The thing is, Dee pulls it off, this eternal student lifestyle; Pringles for dinner, Haribo for dessert. It's her prerogative, to live as she pleases and – increasingly – it looks like a rebellion against the usual expectations pressed on women her age: mortgages, marriages, kids. Writer Vicky Jones (who directed Phoebe Waller-Bridge in Fleabag) shows us Dee's dating exploits: a revolving door of brief flings and casual f**ks. There's the disapproving new boyfriend and her flirty girlfriend from the gym; Miles, a weathered old fetishist, who wants to show her the ropes, so to speak and the cocky, fun-filled teen intern from work; plus her straight-laced ex, Sam from Swansea.

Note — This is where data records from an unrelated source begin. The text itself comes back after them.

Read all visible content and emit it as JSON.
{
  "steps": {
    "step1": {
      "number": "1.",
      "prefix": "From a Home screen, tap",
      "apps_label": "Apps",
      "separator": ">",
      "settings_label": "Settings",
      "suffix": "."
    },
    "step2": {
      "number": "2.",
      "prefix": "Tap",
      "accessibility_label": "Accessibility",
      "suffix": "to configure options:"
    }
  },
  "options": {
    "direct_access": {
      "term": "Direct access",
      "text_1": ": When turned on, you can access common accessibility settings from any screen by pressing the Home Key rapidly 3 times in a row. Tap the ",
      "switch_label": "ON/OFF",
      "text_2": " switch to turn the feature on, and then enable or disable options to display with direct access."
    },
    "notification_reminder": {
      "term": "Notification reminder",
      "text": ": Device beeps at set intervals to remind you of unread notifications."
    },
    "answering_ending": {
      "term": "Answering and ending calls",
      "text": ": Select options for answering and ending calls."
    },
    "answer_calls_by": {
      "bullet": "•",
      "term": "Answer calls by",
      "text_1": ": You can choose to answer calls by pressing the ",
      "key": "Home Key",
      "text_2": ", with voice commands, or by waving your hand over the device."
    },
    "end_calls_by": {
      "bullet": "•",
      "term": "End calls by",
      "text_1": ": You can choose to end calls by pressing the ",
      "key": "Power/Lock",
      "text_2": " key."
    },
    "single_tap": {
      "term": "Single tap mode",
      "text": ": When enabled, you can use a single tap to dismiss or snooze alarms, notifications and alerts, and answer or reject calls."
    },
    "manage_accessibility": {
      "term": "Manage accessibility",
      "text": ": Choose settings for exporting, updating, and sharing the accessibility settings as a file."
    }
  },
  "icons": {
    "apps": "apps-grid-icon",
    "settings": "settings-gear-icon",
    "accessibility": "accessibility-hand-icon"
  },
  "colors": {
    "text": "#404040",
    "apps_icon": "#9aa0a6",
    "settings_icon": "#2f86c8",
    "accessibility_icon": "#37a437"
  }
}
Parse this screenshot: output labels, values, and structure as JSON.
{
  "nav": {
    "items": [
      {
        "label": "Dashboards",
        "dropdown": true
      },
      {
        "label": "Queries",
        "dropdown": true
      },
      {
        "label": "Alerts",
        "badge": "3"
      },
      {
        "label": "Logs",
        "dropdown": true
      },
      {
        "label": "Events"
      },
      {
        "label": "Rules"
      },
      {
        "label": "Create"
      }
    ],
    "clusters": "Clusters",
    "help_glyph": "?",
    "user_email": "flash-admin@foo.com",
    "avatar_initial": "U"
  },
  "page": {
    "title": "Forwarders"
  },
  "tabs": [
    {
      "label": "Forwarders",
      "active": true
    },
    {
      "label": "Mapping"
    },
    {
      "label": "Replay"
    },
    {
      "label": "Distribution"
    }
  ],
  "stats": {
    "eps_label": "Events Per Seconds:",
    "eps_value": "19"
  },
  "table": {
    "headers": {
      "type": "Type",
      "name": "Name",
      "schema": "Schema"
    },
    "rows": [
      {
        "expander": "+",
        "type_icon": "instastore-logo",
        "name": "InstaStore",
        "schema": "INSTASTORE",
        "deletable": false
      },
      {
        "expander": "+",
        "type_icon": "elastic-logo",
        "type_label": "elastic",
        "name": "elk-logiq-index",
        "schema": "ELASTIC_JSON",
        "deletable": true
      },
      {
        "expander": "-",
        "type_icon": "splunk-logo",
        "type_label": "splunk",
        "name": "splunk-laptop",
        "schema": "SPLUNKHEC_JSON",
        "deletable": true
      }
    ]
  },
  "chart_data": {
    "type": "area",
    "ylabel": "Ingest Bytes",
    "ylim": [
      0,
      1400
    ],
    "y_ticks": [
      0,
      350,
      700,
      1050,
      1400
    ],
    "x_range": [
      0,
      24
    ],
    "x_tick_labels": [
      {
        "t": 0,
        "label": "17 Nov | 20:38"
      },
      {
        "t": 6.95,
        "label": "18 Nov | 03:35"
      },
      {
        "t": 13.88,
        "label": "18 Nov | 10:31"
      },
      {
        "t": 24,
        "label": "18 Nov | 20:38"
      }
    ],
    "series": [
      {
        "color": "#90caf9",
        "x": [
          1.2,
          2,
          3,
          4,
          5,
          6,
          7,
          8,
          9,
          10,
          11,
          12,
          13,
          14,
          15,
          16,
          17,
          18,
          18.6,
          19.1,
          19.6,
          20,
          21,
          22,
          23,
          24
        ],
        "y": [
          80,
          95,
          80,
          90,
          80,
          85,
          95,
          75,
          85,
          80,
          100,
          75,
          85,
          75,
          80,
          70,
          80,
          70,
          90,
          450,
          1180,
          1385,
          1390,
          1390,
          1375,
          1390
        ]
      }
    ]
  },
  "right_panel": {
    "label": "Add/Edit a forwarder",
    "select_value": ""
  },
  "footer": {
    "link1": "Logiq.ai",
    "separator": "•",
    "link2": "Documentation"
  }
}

It adds up to a sense of possibility. Dee's a different person with each of her dates and Morgan does well to keep the real her visible – bubbly but blunt – even as she tries personalities on for size. Jones diagnoses a generation that's spoilt for choice and scared of choosing. That ambiguity is the play's strongest suit: defending Dee's right to her lifestyle, while simultaneously raising an eyebrow at it. She comes across no less childish than Betty Friedan's 1950s housewives in The Feminine Mystique. Indeed, it's almost as if the sexes have swapped roles – broody men, boozy women. One scene takes that to its end-point when Dee drags one of her shags outside, parading him down the street in her clothes.
Despite a steady stream of decent jokes, it's the form that's flat-footed. Touch never really finds a distinct shape for its story and Jones' own direction lets it go slack – little more than some strong characterisation. James Clark finds the kindness that underpins kink, and Matthew Aubrey lets a wetness leak out of a strongman in a boilersuit.
Tonally, however, it's pure studio sitcom – think Two Packs of Condoms and a Bottle of Lube – and the whole thing feels like little more than a calling card for a six-part series. Jones never quite finds the gross humour of squalor in the way that, say, Stefan Golaszewski's Him & Her revelled in, and winds up with a slobby Secret Diary of a Call Girl instead. It's not a complete mess, just a bit scruffy and stale.